Tim Lucas did an audio commentary for this film on its Region 1 DVD release from Anchor Bay, but he does a new one here and even uses the opportunity to correct a major mistake concerning an actor he made previously. Though rather unnecessarily filling you in on what’s occurring onscreen every now and again, he’s still on great form, full of information and observations but never too dry or technical. Some excerpts from an audio interview with Mitchell are heard, Mitchell praising Bava to the skies, caling him “the most underrated director of all”, and putting him up with the likes of John Ford, Ingmar Bergman [who almost made a film about Buddha with Mitchell] and Orson Welles. I agree wholeheartedly. Then the whole half hour interview from 1989, which was on the US DVD, forms the next special feature, which isn’t listed on most websites but it’s there I promise you. It’s an absolute joy for a Bava fan, the actor going into great detail about his two Bava Viking pictures, what Bava was like as a director,and passionately defending him. Perhaps my favourite moment was when he described a miracle he performed in two minutes on the set of Knives Of The Avenger. Sheer genius. Gli imitatori is an excellent nearly-15 minute comparison of Erik The Conqueror with The Vikings, Michael McKenzie also giving his opinions on what works best in each of the two films. And then we have what was originally the film’s final shot which was oddly no longer attached to the film when Arrow came to restore it. Taken from a video, its poor quality meant that Arrow chose not to put it back into the film.

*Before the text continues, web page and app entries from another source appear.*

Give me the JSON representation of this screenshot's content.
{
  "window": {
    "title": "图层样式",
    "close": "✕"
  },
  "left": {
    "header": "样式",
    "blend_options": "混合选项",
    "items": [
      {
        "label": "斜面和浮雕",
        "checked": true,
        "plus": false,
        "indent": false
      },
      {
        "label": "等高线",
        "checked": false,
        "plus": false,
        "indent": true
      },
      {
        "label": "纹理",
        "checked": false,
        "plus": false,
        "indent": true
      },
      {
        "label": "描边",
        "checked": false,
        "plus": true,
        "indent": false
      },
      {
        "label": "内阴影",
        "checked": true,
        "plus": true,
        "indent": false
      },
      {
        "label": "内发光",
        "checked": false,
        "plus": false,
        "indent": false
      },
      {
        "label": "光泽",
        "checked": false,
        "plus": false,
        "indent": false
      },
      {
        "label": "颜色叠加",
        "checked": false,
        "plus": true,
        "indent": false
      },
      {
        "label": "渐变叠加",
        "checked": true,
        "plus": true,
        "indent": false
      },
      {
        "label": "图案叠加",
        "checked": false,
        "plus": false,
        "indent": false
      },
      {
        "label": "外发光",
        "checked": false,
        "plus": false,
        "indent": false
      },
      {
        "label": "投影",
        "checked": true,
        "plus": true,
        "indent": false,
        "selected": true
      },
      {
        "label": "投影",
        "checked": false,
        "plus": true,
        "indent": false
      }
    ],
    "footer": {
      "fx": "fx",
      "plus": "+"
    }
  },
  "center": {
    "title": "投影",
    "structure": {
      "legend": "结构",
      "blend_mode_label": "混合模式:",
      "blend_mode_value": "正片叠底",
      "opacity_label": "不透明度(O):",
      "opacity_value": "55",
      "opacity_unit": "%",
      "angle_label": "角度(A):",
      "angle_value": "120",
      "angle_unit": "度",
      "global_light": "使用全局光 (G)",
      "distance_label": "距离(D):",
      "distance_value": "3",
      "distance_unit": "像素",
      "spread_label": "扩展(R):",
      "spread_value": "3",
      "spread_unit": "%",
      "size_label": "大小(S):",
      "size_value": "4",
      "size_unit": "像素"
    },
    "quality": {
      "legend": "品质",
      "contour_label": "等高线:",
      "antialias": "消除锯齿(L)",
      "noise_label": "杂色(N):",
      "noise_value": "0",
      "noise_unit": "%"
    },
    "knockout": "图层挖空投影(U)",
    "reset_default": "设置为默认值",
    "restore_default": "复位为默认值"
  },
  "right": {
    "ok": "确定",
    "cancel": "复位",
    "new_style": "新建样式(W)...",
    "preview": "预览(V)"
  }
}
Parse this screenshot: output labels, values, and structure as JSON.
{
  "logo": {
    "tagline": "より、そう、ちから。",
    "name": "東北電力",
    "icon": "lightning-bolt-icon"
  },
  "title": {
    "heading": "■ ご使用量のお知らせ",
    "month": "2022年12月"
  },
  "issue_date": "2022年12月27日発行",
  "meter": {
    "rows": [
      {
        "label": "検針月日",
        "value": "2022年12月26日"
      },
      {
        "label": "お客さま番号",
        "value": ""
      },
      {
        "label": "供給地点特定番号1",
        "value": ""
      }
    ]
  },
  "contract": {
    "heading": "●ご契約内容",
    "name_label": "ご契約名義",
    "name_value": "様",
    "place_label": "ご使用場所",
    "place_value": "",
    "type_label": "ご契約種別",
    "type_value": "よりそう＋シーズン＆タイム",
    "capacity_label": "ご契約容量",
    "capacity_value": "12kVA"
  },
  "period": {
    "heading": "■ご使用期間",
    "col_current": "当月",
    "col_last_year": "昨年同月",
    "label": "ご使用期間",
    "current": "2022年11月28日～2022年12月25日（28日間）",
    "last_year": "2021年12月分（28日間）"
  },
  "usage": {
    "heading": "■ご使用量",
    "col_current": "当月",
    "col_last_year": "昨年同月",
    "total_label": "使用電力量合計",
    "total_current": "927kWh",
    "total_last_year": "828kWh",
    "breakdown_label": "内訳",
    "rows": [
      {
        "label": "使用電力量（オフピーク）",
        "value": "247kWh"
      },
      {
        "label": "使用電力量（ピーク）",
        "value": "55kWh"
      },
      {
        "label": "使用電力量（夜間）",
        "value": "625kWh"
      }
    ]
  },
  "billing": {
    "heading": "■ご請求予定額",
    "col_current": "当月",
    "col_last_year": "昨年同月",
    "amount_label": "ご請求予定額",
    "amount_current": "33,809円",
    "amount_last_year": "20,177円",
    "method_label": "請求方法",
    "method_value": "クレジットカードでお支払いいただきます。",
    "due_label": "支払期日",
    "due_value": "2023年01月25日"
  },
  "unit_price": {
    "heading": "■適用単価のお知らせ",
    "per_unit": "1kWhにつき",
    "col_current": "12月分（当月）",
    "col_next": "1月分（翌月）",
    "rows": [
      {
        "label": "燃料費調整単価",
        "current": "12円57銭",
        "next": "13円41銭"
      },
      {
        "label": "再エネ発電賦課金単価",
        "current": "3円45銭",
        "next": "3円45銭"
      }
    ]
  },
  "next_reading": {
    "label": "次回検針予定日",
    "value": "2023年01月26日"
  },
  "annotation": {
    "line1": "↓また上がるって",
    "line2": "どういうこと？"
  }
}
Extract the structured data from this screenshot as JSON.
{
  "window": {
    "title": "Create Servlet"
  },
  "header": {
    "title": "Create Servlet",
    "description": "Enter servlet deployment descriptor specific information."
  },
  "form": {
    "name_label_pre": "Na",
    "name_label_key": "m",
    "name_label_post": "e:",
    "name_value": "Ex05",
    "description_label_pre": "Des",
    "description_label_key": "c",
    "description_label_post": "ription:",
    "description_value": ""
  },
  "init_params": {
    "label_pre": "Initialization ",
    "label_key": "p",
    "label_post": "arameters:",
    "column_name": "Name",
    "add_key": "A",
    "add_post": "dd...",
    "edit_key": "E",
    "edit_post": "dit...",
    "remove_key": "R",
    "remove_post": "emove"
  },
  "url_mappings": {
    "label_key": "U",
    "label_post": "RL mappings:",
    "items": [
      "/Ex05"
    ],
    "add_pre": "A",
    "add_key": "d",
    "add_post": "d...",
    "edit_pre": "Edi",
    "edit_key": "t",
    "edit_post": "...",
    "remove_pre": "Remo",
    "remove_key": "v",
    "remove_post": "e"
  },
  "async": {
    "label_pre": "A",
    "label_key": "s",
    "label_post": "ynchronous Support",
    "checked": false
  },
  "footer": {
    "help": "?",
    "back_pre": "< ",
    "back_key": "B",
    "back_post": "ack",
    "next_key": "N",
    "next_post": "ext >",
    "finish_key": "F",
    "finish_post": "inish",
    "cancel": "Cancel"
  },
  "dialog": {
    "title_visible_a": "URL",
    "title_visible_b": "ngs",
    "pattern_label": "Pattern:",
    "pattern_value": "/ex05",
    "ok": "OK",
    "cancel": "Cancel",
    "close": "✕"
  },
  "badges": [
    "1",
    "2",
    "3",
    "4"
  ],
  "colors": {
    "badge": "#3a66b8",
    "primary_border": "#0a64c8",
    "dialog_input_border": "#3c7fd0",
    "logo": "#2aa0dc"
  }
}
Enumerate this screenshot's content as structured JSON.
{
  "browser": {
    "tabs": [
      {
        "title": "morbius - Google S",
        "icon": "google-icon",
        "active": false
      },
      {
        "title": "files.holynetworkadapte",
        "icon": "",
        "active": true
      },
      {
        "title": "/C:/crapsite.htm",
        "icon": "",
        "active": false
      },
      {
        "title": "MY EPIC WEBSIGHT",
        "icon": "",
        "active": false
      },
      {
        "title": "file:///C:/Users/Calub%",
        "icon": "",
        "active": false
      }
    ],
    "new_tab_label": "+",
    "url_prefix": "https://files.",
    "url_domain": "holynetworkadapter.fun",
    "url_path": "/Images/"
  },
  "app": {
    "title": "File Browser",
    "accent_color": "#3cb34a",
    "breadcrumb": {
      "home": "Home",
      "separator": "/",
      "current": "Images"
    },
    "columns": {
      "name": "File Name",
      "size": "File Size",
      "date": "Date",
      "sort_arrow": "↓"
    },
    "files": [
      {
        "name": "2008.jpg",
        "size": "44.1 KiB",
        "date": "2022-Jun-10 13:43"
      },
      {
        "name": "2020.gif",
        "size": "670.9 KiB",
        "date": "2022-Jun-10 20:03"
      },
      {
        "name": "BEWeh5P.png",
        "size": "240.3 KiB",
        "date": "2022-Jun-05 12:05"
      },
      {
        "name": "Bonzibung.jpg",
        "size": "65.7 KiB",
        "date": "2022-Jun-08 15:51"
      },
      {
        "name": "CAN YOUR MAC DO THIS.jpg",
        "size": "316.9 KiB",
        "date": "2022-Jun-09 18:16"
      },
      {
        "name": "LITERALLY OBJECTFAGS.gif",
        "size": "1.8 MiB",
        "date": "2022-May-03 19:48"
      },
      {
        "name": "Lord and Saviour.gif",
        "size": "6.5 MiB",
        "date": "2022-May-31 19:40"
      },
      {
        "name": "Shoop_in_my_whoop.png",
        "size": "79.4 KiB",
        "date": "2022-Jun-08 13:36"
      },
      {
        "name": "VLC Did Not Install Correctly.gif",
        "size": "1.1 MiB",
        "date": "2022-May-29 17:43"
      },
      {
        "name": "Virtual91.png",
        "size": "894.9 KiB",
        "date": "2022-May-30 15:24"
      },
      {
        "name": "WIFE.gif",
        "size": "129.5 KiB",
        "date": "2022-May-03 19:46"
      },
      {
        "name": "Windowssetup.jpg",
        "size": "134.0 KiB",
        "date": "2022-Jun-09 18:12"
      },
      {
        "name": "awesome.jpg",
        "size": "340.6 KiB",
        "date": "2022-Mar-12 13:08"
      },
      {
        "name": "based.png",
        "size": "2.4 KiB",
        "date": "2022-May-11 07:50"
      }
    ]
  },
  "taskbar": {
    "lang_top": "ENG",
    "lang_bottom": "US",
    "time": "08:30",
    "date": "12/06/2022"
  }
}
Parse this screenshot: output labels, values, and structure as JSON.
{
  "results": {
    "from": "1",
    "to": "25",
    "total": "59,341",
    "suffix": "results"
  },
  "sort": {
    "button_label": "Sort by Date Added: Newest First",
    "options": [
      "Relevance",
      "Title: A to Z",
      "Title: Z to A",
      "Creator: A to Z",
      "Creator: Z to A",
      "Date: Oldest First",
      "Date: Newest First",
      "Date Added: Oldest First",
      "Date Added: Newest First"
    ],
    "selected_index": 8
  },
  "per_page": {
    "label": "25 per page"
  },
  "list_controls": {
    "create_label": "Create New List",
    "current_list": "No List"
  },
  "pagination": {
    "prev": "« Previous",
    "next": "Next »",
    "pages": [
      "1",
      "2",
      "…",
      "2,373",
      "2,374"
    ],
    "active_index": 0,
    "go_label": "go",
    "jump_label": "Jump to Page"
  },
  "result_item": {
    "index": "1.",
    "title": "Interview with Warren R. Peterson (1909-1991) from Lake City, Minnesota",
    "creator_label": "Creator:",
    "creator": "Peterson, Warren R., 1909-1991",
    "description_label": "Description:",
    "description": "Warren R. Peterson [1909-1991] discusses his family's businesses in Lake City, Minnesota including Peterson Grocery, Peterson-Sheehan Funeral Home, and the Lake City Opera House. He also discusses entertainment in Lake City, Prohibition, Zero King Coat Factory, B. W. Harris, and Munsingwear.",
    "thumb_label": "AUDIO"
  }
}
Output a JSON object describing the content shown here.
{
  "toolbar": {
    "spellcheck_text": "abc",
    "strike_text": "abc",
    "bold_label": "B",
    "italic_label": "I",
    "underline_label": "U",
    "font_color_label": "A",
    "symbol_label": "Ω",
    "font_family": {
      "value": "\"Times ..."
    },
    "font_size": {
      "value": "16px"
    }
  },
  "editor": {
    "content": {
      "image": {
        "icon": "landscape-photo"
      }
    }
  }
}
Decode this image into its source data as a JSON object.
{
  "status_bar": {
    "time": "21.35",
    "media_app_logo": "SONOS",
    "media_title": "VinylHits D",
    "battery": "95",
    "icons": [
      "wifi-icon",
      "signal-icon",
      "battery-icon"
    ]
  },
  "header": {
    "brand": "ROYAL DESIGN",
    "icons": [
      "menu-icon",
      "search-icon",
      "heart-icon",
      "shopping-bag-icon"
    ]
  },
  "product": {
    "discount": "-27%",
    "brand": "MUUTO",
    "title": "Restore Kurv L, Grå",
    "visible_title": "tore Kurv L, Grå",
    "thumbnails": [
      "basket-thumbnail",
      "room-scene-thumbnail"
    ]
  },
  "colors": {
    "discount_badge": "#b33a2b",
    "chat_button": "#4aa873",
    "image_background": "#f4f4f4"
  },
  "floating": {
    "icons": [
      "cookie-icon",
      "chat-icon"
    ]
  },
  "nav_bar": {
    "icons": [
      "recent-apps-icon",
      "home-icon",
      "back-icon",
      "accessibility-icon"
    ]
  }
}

All fans of this director should rejoice that Arrow have brought out one of his lesser know flicks in such a terrific edition, and probably need no further encouragement to buy. For newcomers, this may not be the best film to start with, but ought to provide plenty of entertainment nonetheless.
SPECIAL EDITION CONTENTS
*Brand new 2K restoration of the film from the original camera negative
*High Definition Blu-ray (1080p) and Standard Definition DVD presentations
*Original Italian and English mono audio (lossless on the Blu-ray Disc)
*Newly translated English subtitles for the Italian soundtrack
*Optional English subtitles for the deaf and hard of hearing for the English soundtrack
*New audio commentary by Tim Lucas, author of Mario Bava All the Colors of the Dark
*Gli imitatori, a comparison between Erik the Conqueror and its unacknowledged source, The Vikings
*Reversible sleeve featuring original and newly commissioned artwork by Graham Humphreys
*FIRST PRESSING ONLY: Collector s booklet featuring new writing on the film by critic Kat Ellinger